Are carbon nanotubes the next asbestos? A new report in Occupational Medicine and Health Affairs suggests that the dangers of working with these tiny particles can include lung cancer and deadly malignant pleural mesothelioma – the same diseases caused by exposure to asbestos.
Carbon nanotubes are tubular cylinders of carbon atoms. These tiny manmade particles have been found to have some extraordinary properties – including strength, elasticity and conductivity – that are useful in making products ranging from baseball bats to electronics and optical lenses. Like asbestos, carbon nanotubes are also resistant to corrosion. As a result, they’re being used with increasing frequency, which means that more workers in these fields are likely to be exposed to them.

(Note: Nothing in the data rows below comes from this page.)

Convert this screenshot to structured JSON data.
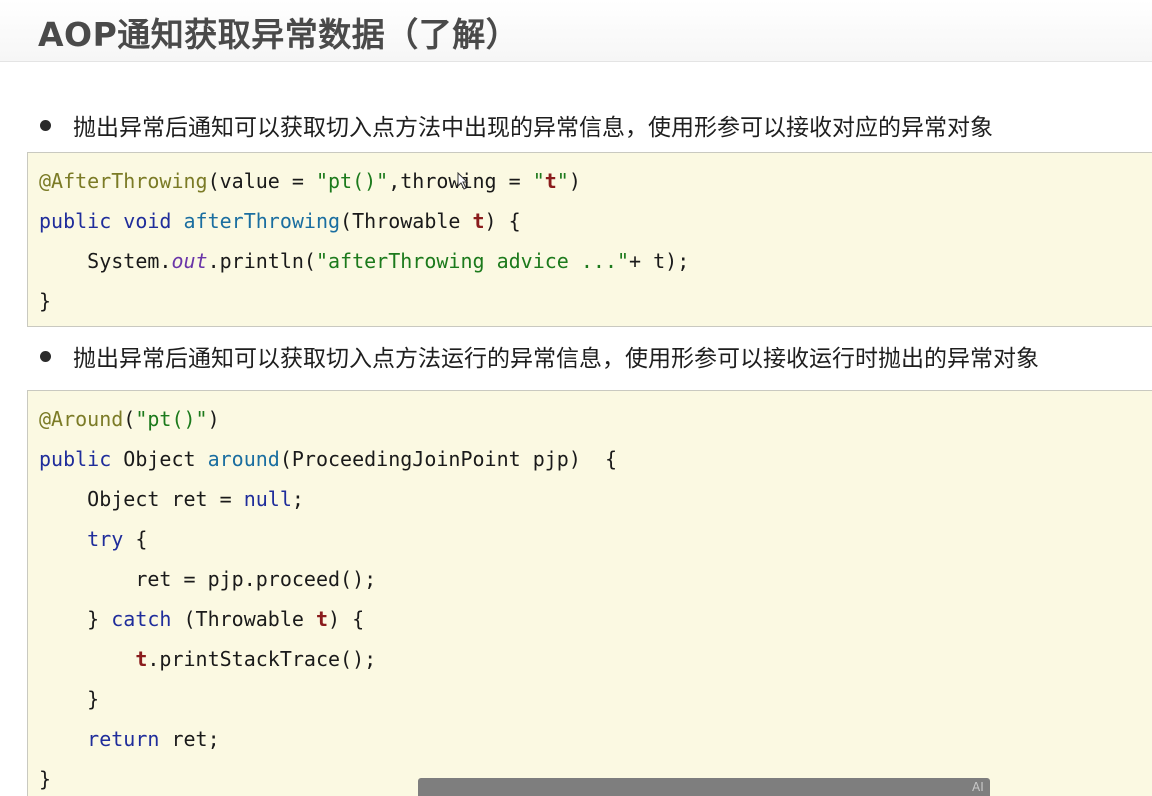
{
  "slide": {
    "title": "AOP通知获取异常数据（了解）",
    "bullets": [
      "抛出异常后通知可以获取切入点方法中出现的异常信息，使用形参可以接收对应的异常对象",
      "抛出异常后通知可以获取切入点方法运行的异常信息，使用形参可以接收运行时抛出的异常对象"
    ]
  },
  "code1": {
    "l1": {
      "ann": "@AfterThrowing",
      "a": "(value = ",
      "s1": "\"pt()\"",
      "b": ",throwing = ",
      "q1": "\"",
      "t": "t",
      "q2": "\"",
      "c": ")"
    },
    "l2": {
      "kw": "public void ",
      "m": "afterThrowing",
      "a": "(Throwable ",
      "t": "t",
      "b": ") {"
    },
    "l3": {
      "a": "    System.",
      "f": "out",
      "b": ".println(",
      "s": "\"afterThrowing advice ...\"",
      "c": "+ t);"
    },
    "l4": {
      "a": "}"
    }
  },
  "code2": {
    "l1": {
      "ann": "@Around",
      "a": "(",
      "s": "\"pt()\"",
      "b": ")"
    },
    "l2": {
      "kw": "public ",
      "a": "Object ",
      "m": "around",
      "b": "(ProceedingJoinPoint pjp)  {"
    },
    "l3": {
      "a": "    Object ret = ",
      "kw": "null",
      "b": ";"
    },
    "l4": {
      "ind": "    ",
      "kw": "try",
      "a": " {"
    },
    "l5": {
      "a": "        ret = pjp.proceed();"
    },
    "l6": {
      "a": "    } ",
      "kw": "catch",
      "b": " (Throwable ",
      "t": "t",
      "c": ") {"
    },
    "l7": {
      "ind": "        ",
      "t": "t",
      "a": ".printStackTrace();"
    },
    "l8": {
      "a": "    }"
    },
    "l9": {
      "ind": "    ",
      "kw": "return",
      "a": " ret;"
    },
    "l10": {
      "a": "}"
    }
  },
  "overlay": {
    "mark": "AI"
  }
}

In a recent report, researchers from the Department of Pharmaceutical Sciences at West Virginia University warn that exposure to carbon nanotubes without sufficient training and protection could result in a variety of health problems for workers, including deadly mesothelioma.
“Short-term and sub-chronic exposure studies in rodents have shown consistent adverse health effects such as pulmonary inflammation, granulomas, fibrosis, genotoxicity and mesothelioma after inhalation or instillation of several types of CNTs,” writes pharmaceutical research student and co-author of the study, Amruta Manke. The report says that certain properties of CNTs, including their particle size which can range from 1 to 50 nanometers, make them especially toxic to the lungs.
Although the information on CNTs in the workplace is still scanty, there is evidence that CNTs can become airborne and be inhaled, just like asbestos, when they are being synthesized or processed. To protect workers from mesothelioma and other serious health problems, the report advises that the same kind of protections be put in place for carbon nanotube workers as were implemented in the 1960s for asbestos workers.
After asbestos was linked to mesothelioma, the government implemented safe handling regulations including personal protective gear, worker training, workplace inspections, and health surveillance programs. Even with these regulations in place, asbestos remains the primary cause of mesothelioma, an aggressive cancer that occurs on the membranes surrounding internal organs.
Manke, A et al, “Potential Occupational Risks Associated with Pulmonary Toxicity of Carbon Nanotubes”, Occupational Medicine and Health Affairs, 2014